Classical and Metric Multidimensional Scaling
Published September 30, 2015
We describe the use of classical and metric multidimensional scaling methods for graphical representation of the proximity between collections of data consisting of cases characterized by multidimensional attributes. These methods can preserve metric differences between cases, while allowing for dimensional reduction and projection to two or three dimensions ideal for data exploration. We demonstrate these methods with three datasets for: (i) the immunological similarity of influenza proteins measured by a multidimensional assay; (ii) influenza protein sequence similarity; and (iii) reconstruction of airport-relative locations from paired proximity measurements. These examples highlight the use of proximity matrices, eigenvalues, eigenvectors, and linear and nonlinear mappings using numerical minimization methods. Some considerations and caveats for each method are also discussed, and compact Mathematica programs are provided. Read More »
Published April 26, 2015
Assume that a spacecraft is in a circular orbit and consider the problem of finding the largest possible circular orbit to which the spacecraft can be transferred with constant thrust during a set time, so that the variable parameter is the thrust-direction angle . Also assume that there is only one center of attraction at the common center of the two circular orbits. Finally, assume normalized values for all constants and variables.
This article is divided into five sections: the orbit transfer problem, equations of motion, the optimal control problem, necessary conditions for the Mayer problem, and a dynamic approach to the maximal orbit transfer problem using Mathematica’s built-in Manipulate function.
The Earth-Mars orbit transfer problem is timely, given the successful flight and smooth landing of the American Curiosity rover on Mars. Read More »
Published February 21, 2015
This article describes the implementation of RIFA, a computational biology algorithm designed to identify the genes most directly responsible for creating differences in phenotype between two biological states, for example, tumorous liver tissue versus cirrhotic liver tissue. Read More »
Published January 16, 2015

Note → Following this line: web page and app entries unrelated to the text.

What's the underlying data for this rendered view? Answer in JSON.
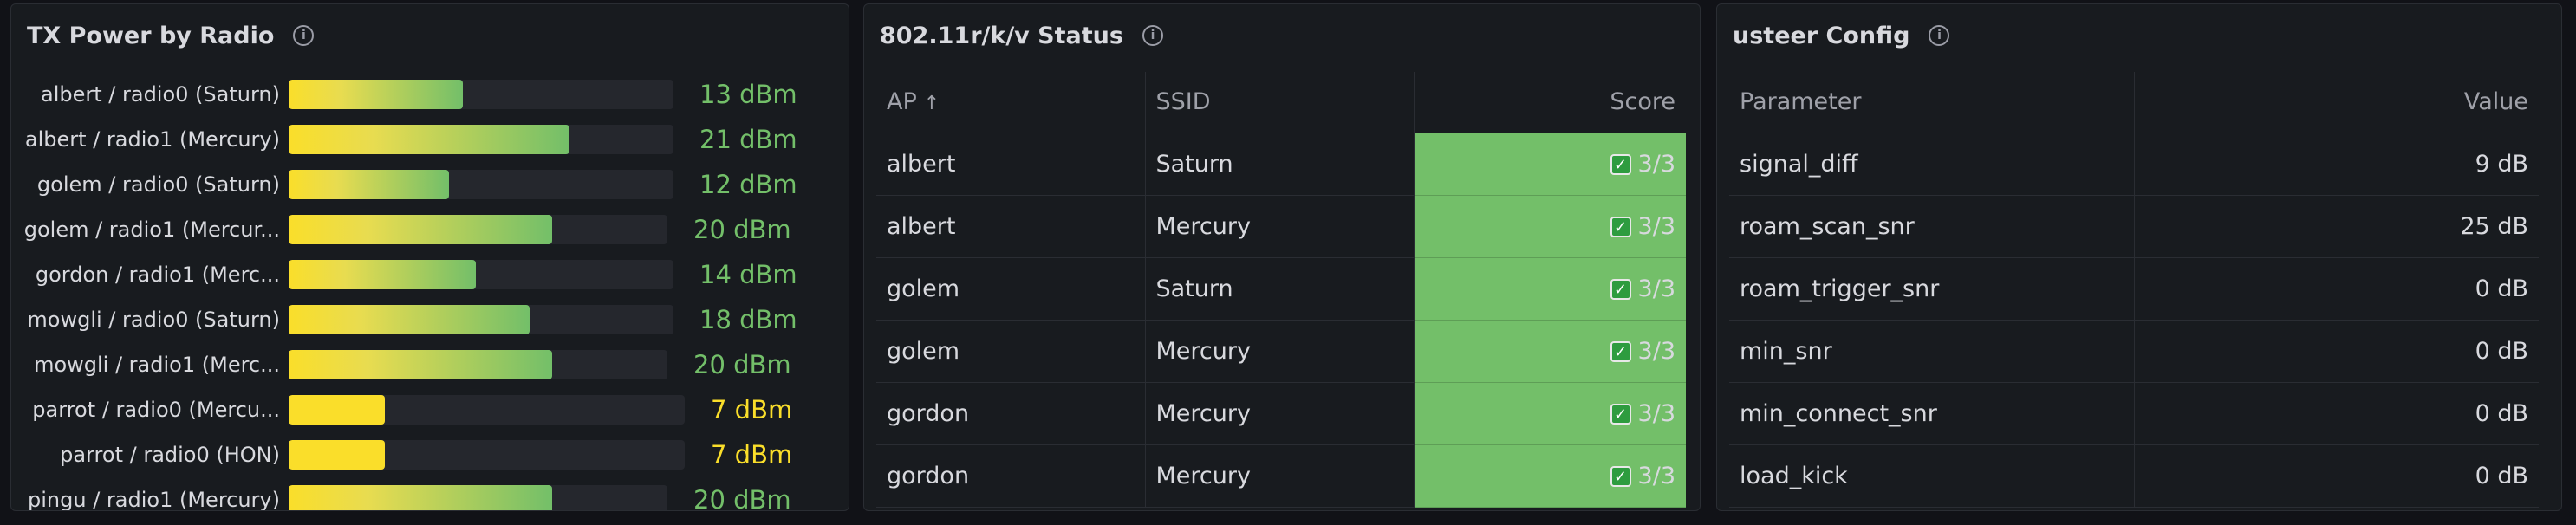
{
  "tx_panel": {
    "title": "TX Power by Radio",
    "max": 40,
    "rows": [
      {
        "label": "albert / radio0 (Saturn)",
        "value": 13,
        "unit": "dBm"
      },
      {
        "label": "albert / radio1 (Mercury)",
        "value": 21,
        "unit": "dBm"
      },
      {
        "label": "golem / radio0 (Saturn)",
        "value": 12,
        "unit": "dBm"
      },
      {
        "label": "golem / radio1 (Mercur...",
        "value": 20,
        "unit": "dBm"
      },
      {
        "label": "gordon / radio1 (Merc...",
        "value": 14,
        "unit": "dBm"
      },
      {
        "label": "mowgli / radio0 (Saturn)",
        "value": 18,
        "unit": "dBm"
      },
      {
        "label": "mowgli / radio1 (Merc...",
        "value": 20,
        "unit": "dBm"
      },
      {
        "label": "parrot / radio0 (Mercu...",
        "value": 7,
        "unit": "dBm"
      },
      {
        "label": "parrot / radio0 (HON)",
        "value": 7,
        "unit": "dBm"
      },
      {
        "label": "pingu / radio1 (Mercury)",
        "value": 20,
        "unit": "dBm"
      }
    ]
  },
  "status_panel": {
    "title": "802.11r/k/v Status",
    "columns": {
      "ap": "AP",
      "ssid": "SSID",
      "score": "Score"
    },
    "sort_icon": "arrow-up-icon",
    "rows": [
      {
        "ap": "albert",
        "ssid": "Saturn",
        "score": "3/3"
      },
      {
        "ap": "albert",
        "ssid": "Mercury",
        "score": "3/3"
      },
      {
        "ap": "golem",
        "ssid": "Saturn",
        "score": "3/3"
      },
      {
        "ap": "golem",
        "ssid": "Mercury",
        "score": "3/3"
      },
      {
        "ap": "gordon",
        "ssid": "Mercury",
        "score": "3/3"
      },
      {
        "ap": "gordon",
        "ssid": "Mercury",
        "score": "3/3"
      }
    ]
  },
  "usteer_panel": {
    "title": "usteer Config",
    "columns": {
      "param": "Parameter",
      "value": "Value"
    },
    "rows": [
      {
        "param": "signal_diff",
        "value": "9 dB"
      },
      {
        "param": "roam_scan_snr",
        "value": "25 dB"
      },
      {
        "param": "roam_trigger_snr",
        "value": "0 dB"
      },
      {
        "param": "min_snr",
        "value": "0 dB"
      },
      {
        "param": "min_connect_snr",
        "value": "0 dB"
      },
      {
        "param": "load_kick",
        "value": "0 dB"
      }
    ]
  },
  "colors": {
    "green": "#73bf69",
    "yellow": "#fade2a",
    "panel": "#181b1f"
  }
}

There exists a range of explicit and approximate solutions to the cubic polynomial Rayleigh equation for the speed of surface waves across an elastic half-space. This article presents an alternative approach that uses Padé approximants to estimate the Rayleigh wave speed with five different approximations derived for two expansions about different points. Maximum relative absolute errors of between 0.34% and 0.00011% occur for the full range of the Poisson ratio from to 0.5. Even smaller errors occur when the Poisson ratio is restricted within a range of 0 to 0.5. For higher-order approximants, the derived expressions for the Rayleigh wave speed are more accurate than previously published solutions, but incur a slight cost in extra arithmetic operations, depending on the desired accuracy. Read More »